Quote every entry word for word.

*** Block opens ***

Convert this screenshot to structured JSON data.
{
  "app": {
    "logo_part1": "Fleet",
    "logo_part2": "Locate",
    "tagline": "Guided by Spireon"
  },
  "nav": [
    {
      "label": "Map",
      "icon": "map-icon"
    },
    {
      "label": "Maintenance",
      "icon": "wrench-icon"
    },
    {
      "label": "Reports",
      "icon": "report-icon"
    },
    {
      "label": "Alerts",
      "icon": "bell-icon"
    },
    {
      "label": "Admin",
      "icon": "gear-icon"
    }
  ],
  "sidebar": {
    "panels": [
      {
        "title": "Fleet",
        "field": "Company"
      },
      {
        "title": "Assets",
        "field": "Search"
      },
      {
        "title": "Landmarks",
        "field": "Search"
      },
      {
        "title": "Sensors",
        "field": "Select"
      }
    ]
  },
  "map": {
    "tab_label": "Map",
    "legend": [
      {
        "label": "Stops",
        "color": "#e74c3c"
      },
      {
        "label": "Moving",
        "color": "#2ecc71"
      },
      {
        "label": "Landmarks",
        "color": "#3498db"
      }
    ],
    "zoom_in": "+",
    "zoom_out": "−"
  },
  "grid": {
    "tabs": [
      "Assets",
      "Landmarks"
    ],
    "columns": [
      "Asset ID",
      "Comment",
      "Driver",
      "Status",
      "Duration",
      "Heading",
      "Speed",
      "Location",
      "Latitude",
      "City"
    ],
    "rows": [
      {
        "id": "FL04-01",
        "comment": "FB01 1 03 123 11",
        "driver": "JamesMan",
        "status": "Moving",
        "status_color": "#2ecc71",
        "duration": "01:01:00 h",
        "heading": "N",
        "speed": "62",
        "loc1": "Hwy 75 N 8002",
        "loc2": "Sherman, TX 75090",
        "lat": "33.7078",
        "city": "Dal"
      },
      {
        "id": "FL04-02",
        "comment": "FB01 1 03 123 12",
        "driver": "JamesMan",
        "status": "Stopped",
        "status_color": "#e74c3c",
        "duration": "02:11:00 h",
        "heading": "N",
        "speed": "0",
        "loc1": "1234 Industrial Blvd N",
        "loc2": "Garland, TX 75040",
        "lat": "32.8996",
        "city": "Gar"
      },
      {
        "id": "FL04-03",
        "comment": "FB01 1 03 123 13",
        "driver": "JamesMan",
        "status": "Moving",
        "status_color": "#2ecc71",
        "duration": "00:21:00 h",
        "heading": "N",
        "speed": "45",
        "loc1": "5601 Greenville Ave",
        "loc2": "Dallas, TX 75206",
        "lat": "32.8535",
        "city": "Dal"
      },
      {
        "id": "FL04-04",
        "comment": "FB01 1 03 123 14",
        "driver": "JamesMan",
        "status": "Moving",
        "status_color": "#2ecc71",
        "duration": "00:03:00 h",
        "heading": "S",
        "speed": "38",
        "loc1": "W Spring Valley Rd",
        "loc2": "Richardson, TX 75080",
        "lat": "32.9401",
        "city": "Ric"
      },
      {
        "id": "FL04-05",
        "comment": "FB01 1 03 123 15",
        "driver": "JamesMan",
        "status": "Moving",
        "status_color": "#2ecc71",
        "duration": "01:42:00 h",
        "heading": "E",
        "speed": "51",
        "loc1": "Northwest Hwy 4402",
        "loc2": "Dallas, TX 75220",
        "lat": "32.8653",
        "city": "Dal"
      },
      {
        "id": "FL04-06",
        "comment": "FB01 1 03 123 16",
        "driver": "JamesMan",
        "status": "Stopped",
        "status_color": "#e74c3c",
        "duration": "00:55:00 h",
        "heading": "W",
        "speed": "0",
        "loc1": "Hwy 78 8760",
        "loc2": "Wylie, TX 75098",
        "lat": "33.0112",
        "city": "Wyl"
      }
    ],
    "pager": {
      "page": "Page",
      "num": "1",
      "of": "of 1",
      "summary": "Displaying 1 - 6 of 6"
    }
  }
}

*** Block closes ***

» **Task result**
Convert this screenshot to structured JSON data.
{
  "app": {
    "logo_part1": "Fleet",
    "logo_part2": "Locate",
    "tagline": "Guided by Spireon"
  },
  "nav": [
    {
      "label": "Map",
      "icon": "map-icon"
    },
    {
      "label": "Maintenance",
      "icon": "wrench-icon"
    },
    {
      "label": "Reports",
      "icon": "report-icon"
    },
    {
      "label": "Alerts",
      "icon": "bell-icon"
    },
    {
      "label": "Admin",
      "icon": "gear-icon"
    }
  ],
  "sidebar": {
    "panels": [
      {
        "title": "Fleet",
        "field": "Company"
      },
      {
        "title": "Assets",
        "field": "Search"
      },
      {
        "title": "Landmarks",
        "field": "Search"
      },
      {
        "title": "Sensors",
        "field": "Select"
      }
    ]
  },
  "map": {
    "tab_label": "Map",
    "legend": [
      {
        "label": "Stops",
        "color": "#e74c3c"
      },
      {
        "label": "Moving",
        "color": "#2ecc71"
      },
      {
        "label": "Landmarks",
        "color": "#3498db"
      }
    ],
    "zoom_in": "+",
    "zoom_out": "−"
  },
  "grid": {
    "tabs": [
      "Assets",
      "Landmarks"
    ],
    "columns": [
      "Asset ID",
      "Comment",
      "Driver",
      "Status",
      "Duration",
      "Heading",
      "Speed",
      "Location",
      "Latitude",
      "City"
    ],
    "rows": [
      {
        "id": "FL04-01",
        "comment": "FB01 1 03 123 11",
        "driver": "JamesMan",
        "status": "Moving",
        "status_color": "#2ecc71",
        "duration": "01:01:00 h",
        "heading": "N",
        "speed": "62",
        "loc1": "Hwy 75 N 8002",
        "loc2": "Sherman, TX 75090",
        "lat": "33.7078",
        "city": "Dal"
      },
      {
        "id": "FL04-02",
        "comment": "FB01 1 03 123 12",
        "driver": "JamesMan",
        "status": "Stopped",
        "status_color": "#e74c3c",
        "duration": "02:11:00 h",
        "heading": "N",
        "speed": "0",
        "loc1": "1234 Industrial Blvd N",
        "loc2": "Garland, TX 75040",
        "lat": "32.8996",
        "city": "Gar"
      },
      {
        "id": "FL04-03",
        "comment": "FB01 1 03 123 13",
        "driver": "JamesMan",
        "status": "Moving",
        "status_color": "#2ecc71",
        "duration": "00:21:00 h",
        "heading": "N",
        "speed": "45",
        "loc1": "5601 Greenville Ave",
        "loc2": "Dallas, TX 75206",
        "lat": "32.8535",
        "city": "Dal"
      },
      {
        "id": "FL04-04",
        "comment": "FB01 1 03 123 14",
        "driver": "JamesMan",
        "status": "Moving",
        "status_color": "#2ecc71",
        "duration": "00:03:00 h",
        "heading": "S",
        "speed": "38",
        "loc1": "W Spring Valley Rd",
        "loc2": "Richardson, TX 75080",
        "lat": "32.9401",
        "city": "Ric"
      },
      {
        "id": "FL04-05",
        "comment": "FB01 1 03 123 15",
        "driver": "JamesMan",
        "status": "Moving",
        "status_color": "#2ecc71",
        "duration": "01:42:00 h",
        "heading": "E",
        "speed": "51",
        "loc1": "Northwest Hwy 4402",
        "loc2": "Dallas, TX 75220",
        "lat": "32.8653",
        "city": "Dal"
      },
      {
        "id": "FL04-06",
        "comment": "FB01 1 03 123 16",
        "driver": "JamesMan",
        "status": "Stopped",
        "status_color": "#e74c3c",
        "duration": "00:55:00 h",
        "heading": "W",
        "speed": "0",
        "loc1": "Hwy 78 8760",
        "loc2": "Wylie, TX 75098",
        "lat": "33.0112",
        "city": "Wyl"
      }
    ],
    "pager": {
      "page": "Page",
      "num": "1",
      "of": "of 1",
      "summary": "Displaying 1 - 6 of 6"
    }
  }
}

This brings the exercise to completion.